Product Thinking comes down to problem-solving. Designers need to use Product Thinking in terms of products first and features second.
When it comes to finding a solution, the design team must look at the entire picture to make the product effective for the user. The Problem Thinking process must deliver a first-class end result.
Product Thinking and structure – think it out!
Many strategic points go into Product Thinking and structure. The designer has to ask themselves some key points by determining what exactly the user wants in a product.
Start by asking these questions:
- What are the goals that shape the vision and strategy to execute it?
- What is the underlying issue and how do we solve it?
- Who is/are the main user(s) experiencing the problem?
- What is your strategy and where do you begin?
- What is your vision for the product? What is the solution you want to achieve?
- What are your goals for the products?
- How will the added features help you reach the final goal?
Don’t get bogged down
A designer need not get bogged down in trying to develop new features that cannot solve a user’s problems. The Designer should think about User Experience first and worry less about New Features. He needs to focus on the problem he is trying to solve.
The designer has to ask themselves: Why is the user buying this product? Extra features are nice, but the core reason always starts at the beginning. Users purchase products to make their lives easier and hassle-free.
Again, the main questions remain, why is the user buying the product?
Figure out the problem and solve it
Before a product can hit the market, the designer gets inside the user’s head and asks themselves, “What are the problems with the product, and how do we fix them?”
From structure to the final delivery of the product, it’s necessary for Product Thinking to take place. If a product is all fluff and no substance, it’s a wasted product in the end.
Always remember, Product Thinking starts with the user.
Know what the product is mainly being used for and work out the kinks with vision, strategy, and clear objectives.
The designer shouldn’t forget to design a product from a UX viewpoint and advantage. Once all these elements are in place, the designer can go forth and decide on secondary features such as apps and other bells and whistles.
Let’s summarize: What is Product Thinking?
Product Thinking is a way of examining every design angle to determine what the user wants and how to solve the problem.

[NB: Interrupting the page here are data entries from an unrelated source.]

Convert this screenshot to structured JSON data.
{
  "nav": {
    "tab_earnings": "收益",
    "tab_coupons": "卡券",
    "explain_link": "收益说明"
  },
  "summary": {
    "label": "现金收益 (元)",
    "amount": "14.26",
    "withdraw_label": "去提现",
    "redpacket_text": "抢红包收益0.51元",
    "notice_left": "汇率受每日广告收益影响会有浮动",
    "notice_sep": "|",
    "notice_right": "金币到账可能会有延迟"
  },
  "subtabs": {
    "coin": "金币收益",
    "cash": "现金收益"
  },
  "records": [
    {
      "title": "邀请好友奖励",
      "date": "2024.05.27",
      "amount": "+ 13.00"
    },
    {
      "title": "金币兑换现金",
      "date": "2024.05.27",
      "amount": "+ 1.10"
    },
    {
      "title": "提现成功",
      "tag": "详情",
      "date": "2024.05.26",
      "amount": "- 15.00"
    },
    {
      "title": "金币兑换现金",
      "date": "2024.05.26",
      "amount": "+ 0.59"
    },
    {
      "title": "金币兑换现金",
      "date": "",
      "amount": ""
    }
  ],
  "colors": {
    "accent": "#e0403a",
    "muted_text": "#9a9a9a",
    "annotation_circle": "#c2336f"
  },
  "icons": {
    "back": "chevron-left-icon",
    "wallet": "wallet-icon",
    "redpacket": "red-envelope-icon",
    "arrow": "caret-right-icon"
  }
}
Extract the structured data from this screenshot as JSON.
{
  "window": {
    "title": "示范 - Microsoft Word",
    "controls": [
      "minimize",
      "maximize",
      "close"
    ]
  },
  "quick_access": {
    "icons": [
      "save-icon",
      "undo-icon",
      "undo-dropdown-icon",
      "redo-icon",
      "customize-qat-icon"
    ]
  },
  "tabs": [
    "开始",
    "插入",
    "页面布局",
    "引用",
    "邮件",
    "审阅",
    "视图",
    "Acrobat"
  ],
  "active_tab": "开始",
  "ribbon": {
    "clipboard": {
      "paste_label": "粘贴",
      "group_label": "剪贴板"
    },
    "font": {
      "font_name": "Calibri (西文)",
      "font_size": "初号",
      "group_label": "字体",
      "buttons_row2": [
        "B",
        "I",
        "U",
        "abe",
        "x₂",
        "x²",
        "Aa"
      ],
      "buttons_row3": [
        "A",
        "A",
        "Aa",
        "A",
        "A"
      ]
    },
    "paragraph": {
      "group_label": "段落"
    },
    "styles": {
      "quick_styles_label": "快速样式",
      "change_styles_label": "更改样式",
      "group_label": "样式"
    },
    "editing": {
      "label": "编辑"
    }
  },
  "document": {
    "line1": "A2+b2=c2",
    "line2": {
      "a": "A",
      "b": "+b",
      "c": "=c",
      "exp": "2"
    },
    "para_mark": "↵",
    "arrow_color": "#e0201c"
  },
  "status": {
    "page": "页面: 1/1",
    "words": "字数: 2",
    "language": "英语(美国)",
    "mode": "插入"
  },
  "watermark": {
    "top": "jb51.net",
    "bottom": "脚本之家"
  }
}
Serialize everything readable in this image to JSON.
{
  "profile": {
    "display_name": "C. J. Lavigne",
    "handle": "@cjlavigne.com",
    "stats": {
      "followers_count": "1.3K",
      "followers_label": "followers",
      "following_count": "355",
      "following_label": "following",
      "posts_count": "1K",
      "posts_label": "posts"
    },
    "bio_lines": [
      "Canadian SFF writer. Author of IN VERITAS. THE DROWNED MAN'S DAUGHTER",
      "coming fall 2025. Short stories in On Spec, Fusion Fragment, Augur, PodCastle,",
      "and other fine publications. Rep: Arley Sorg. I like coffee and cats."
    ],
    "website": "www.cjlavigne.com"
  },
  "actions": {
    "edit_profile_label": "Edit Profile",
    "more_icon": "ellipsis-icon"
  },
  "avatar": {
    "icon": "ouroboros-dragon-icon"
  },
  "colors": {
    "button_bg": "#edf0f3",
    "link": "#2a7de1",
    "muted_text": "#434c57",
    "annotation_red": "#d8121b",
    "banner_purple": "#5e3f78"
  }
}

Some may think Product Thinking is a cute catchword of the day that aligns with Design Thinking, but the term itself helps with defining what the audience wants.
By thinking in terms of the users’ needs, designers can build a sounder product that effectively meets the end requirement. Product Thinking establishes a sound affiliation amongst UX Design and Product Management.
The Agile Product Manager focuses on the MVP (Minimum viable product). “Fail fast and fail often” is the only way to deliver value quickly and remove unnecessary workload is not in line with established Goals (back to drawing board so to speak).
With better designs, improved products are the reality.
From iPod to iPhone, to iPad with a stylus—consider the transition of products and technology that have successfully been in tune with what the user needs. And not we delivered everything on Day 1. It’s a continuous feedback loop.
Now that you have a better understanding of Product Thinking, learn about Omniexperience!